**Description of the task**. Please restate the data that follows word for word, with the pictures left out.
----------
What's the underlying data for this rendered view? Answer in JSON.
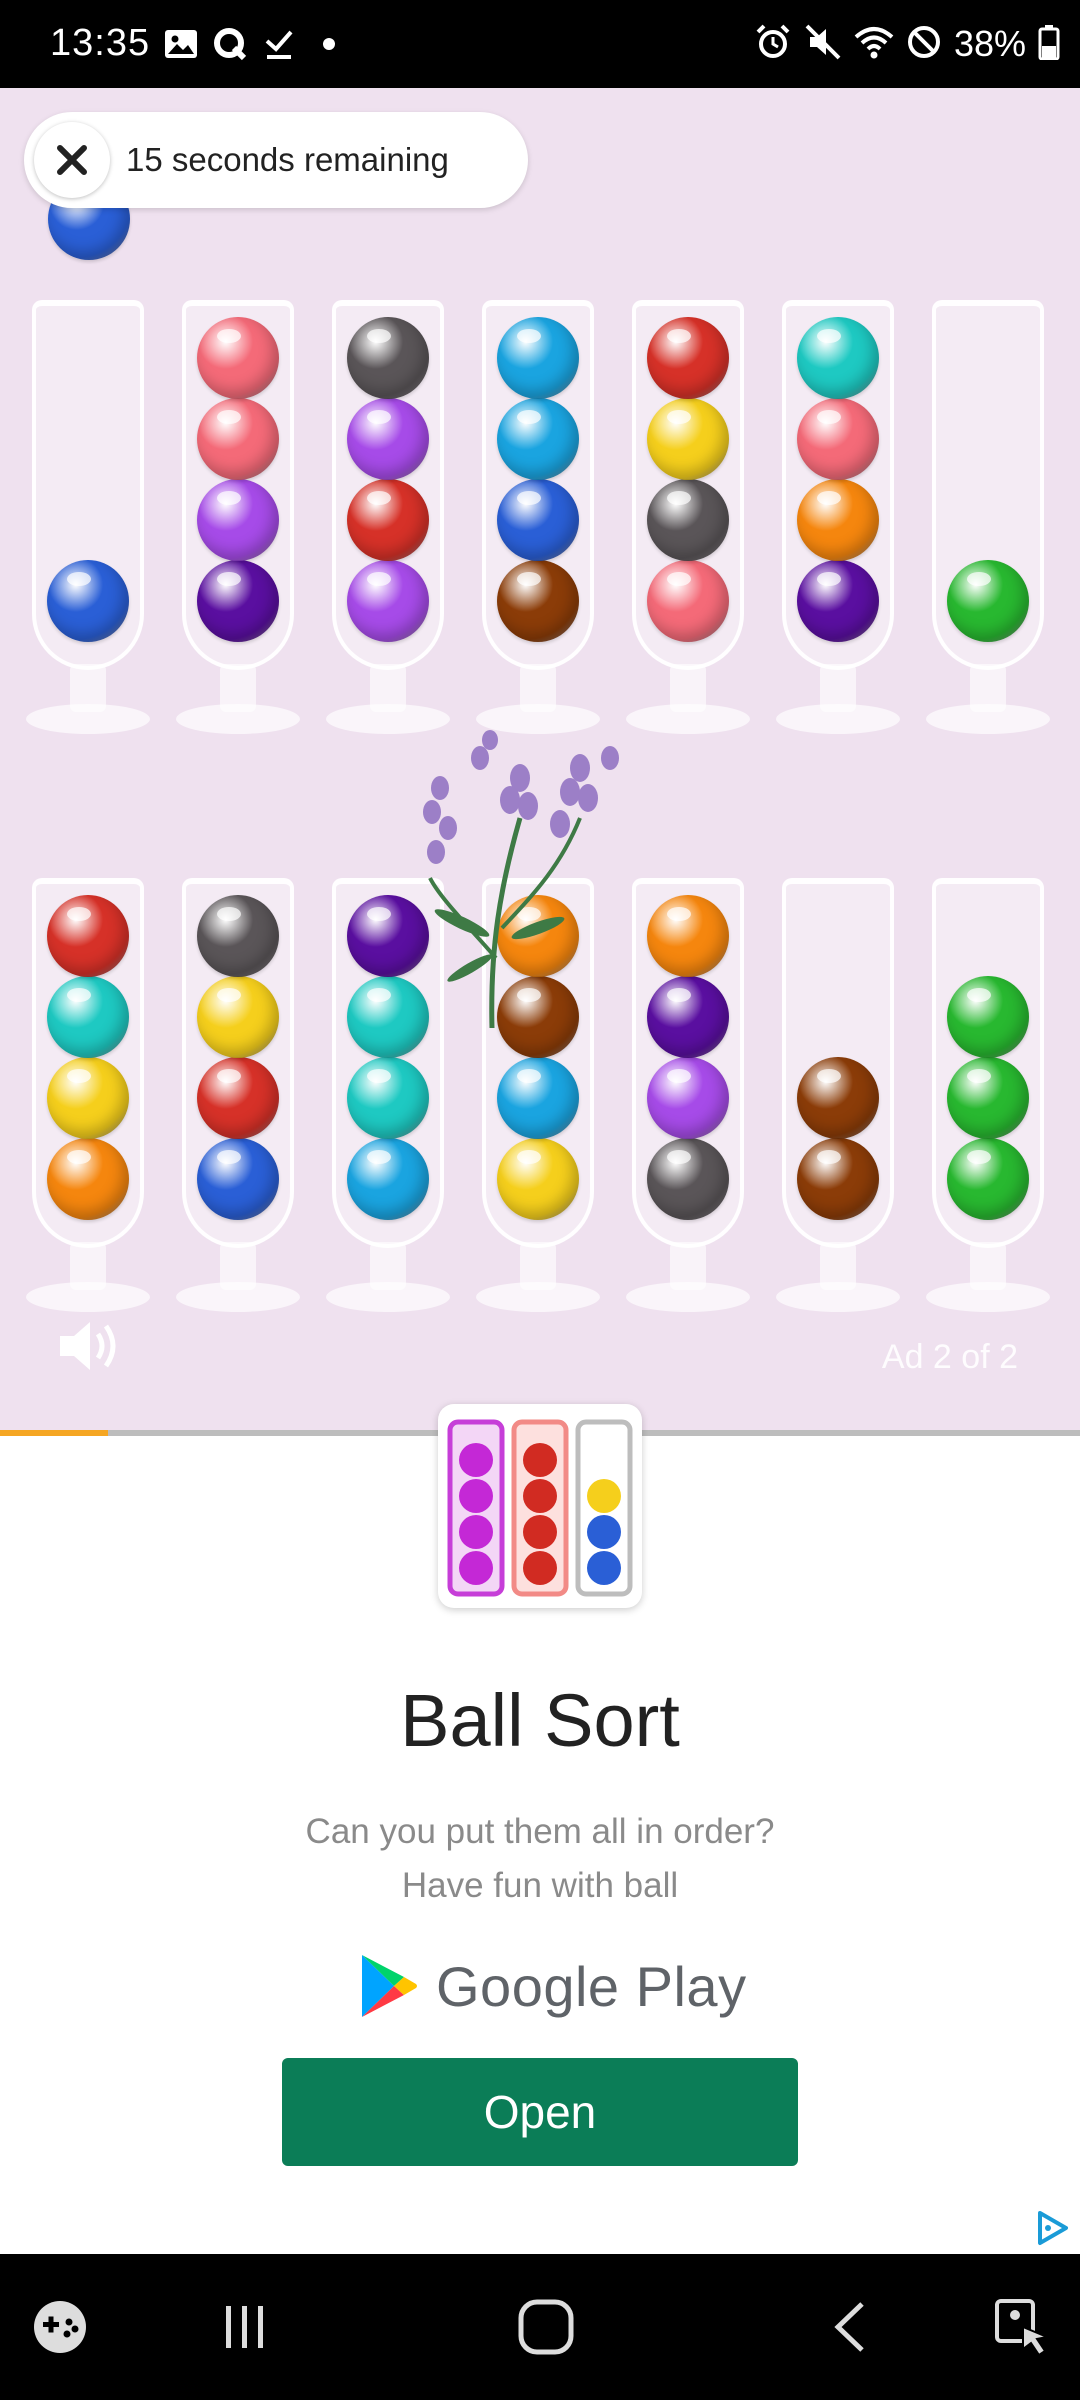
{
  "status_bar": {
    "time": "13:35",
    "battery_text": "38%",
    "left_icons": [
      "gallery-icon",
      "q-app-icon",
      "download-done-icon",
      "dot-icon"
    ],
    "right_icons": [
      "alarm-icon",
      "mute-icon",
      "wifi-icon",
      "do-not-disturb-icon",
      "battery-icon"
    ]
  },
  "ad": {
    "timer_text": "15 seconds remaining",
    "ad_counter": "Ad 2 of 2",
    "progress_fraction": 0.1,
    "game_preview": {
      "floating_ball": "#2a5fd6",
      "top_row": [
        [
          "#2a5fd6"
        ],
        [
          "#5a0fa0",
          "#a64be8",
          "#f46a78",
          "#f46a78"
        ],
        [
          "#a64be8",
          "#d63128",
          "#a64be8",
          "#5a5558"
        ],
        [
          "#8b3c08",
          "#2a5fd6",
          "#1aa4e0",
          "#1aa4e0"
        ],
        [
          "#f46a78",
          "#5a5558",
          "#f5cf1c",
          "#d63128"
        ],
        [
          "#5a0fa0",
          "#f5860e",
          "#f46a78",
          "#1ec9c2"
        ],
        [
          "#28b830"
        ]
      ],
      "bottom_row": [
        [
          "#f5860e",
          "#f5cf1c",
          "#1ec9c2",
          "#d63128"
        ],
        [
          "#2a5fd6",
          "#d63128",
          "#f5cf1c",
          "#5a5558"
        ],
        [
          "#1aa4e0",
          "#1ec9c2",
          "#1ec9c2",
          "#5a0fa0"
        ],
        [
          "#f5cf1c",
          "#1aa4e0",
          "#8b3c08",
          "#f5860e"
        ],
        [
          "#5a5558",
          "#a64be8",
          "#5a0fa0",
          "#f5860e"
        ],
        [
          "#8b3c08",
          "#8b3c08"
        ],
        [
          "#28b830",
          "#28b830",
          "#28b830"
        ]
      ]
    },
    "app_name": "Ball Sort",
    "description_line1": "Can you put them all in order?",
    "description_line2": "Have fun with ball",
    "store_label": "Google Play",
    "open_button": "Open",
    "colors": {
      "open_button": "#0b7d57",
      "progress": "#f5a623",
      "background": "#efe1ef"
    }
  },
  "nav_bar": {
    "items": [
      "game-launcher-icon",
      "recents-icon",
      "home-icon",
      "back-icon",
      "accessibility-icon"
    ]
  }
}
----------
**Task solution**.
What's the underlying data for this rendered view? Answer in JSON.
{
  "status_bar": {
    "time": "13:35",
    "battery_text": "38%",
    "left_icons": [
      "gallery-icon",
      "q-app-icon",
      "download-done-icon",
      "dot-icon"
    ],
    "right_icons": [
      "alarm-icon",
      "mute-icon",
      "wifi-icon",
      "do-not-disturb-icon",
      "battery-icon"
    ]
  },
  "ad": {
    "timer_text": "15 seconds remaining",
    "ad_counter": "Ad 2 of 2",
    "progress_fraction": 0.1,
    "game_preview": {
      "floating_ball": "#2a5fd6",
      "top_row": [
        [
          "#2a5fd6"
        ],
        [
          "#5a0fa0",
          "#a64be8",
          "#f46a78",
          "#f46a78"
        ],
        [
          "#a64be8",
          "#d63128",
          "#a64be8",
          "#5a5558"
        ],
        [
          "#8b3c08",
          "#2a5fd6",
          "#1aa4e0",
          "#1aa4e0"
        ],
        [
          "#f46a78",
          "#5a5558",
          "#f5cf1c",
          "#d63128"
        ],
        [
          "#5a0fa0",
          "#f5860e",
          "#f46a78",
          "#1ec9c2"
        ],
        [
          "#28b830"
        ]
      ],
      "bottom_row": [
        [
          "#f5860e",
          "#f5cf1c",
          "#1ec9c2",
          "#d63128"
        ],
        [
          "#2a5fd6",
          "#d63128",
          "#f5cf1c",
          "#5a5558"
        ],
        [
          "#1aa4e0",
          "#1ec9c2",
          "#1ec9c2",
          "#5a0fa0"
        ],
        [
          "#f5cf1c",
          "#1aa4e0",
          "#8b3c08",
          "#f5860e"
        ],
        [
          "#5a5558",
          "#a64be8",
          "#5a0fa0",
          "#f5860e"
        ],
        [
          "#8b3c08",
          "#8b3c08"
        ],
        [
          "#28b830",
          "#28b830",
          "#28b830"
        ]
      ]
    },
    "app_name": "Ball Sort",
    "description_line1": "Can you put them all in order?",
    "description_line2": "Have fun with ball",
    "store_label": "Google Play",
    "open_button": "Open",
    "colors": {
      "open_button": "#0b7d57",
      "progress": "#f5a623",
      "background": "#efe1ef"
    }
  },
  "nav_bar": {
    "items": [
      "game-launcher-icon",
      "recents-icon",
      "home-icon",
      "back-icon",
      "accessibility-icon"
    ]
  }
}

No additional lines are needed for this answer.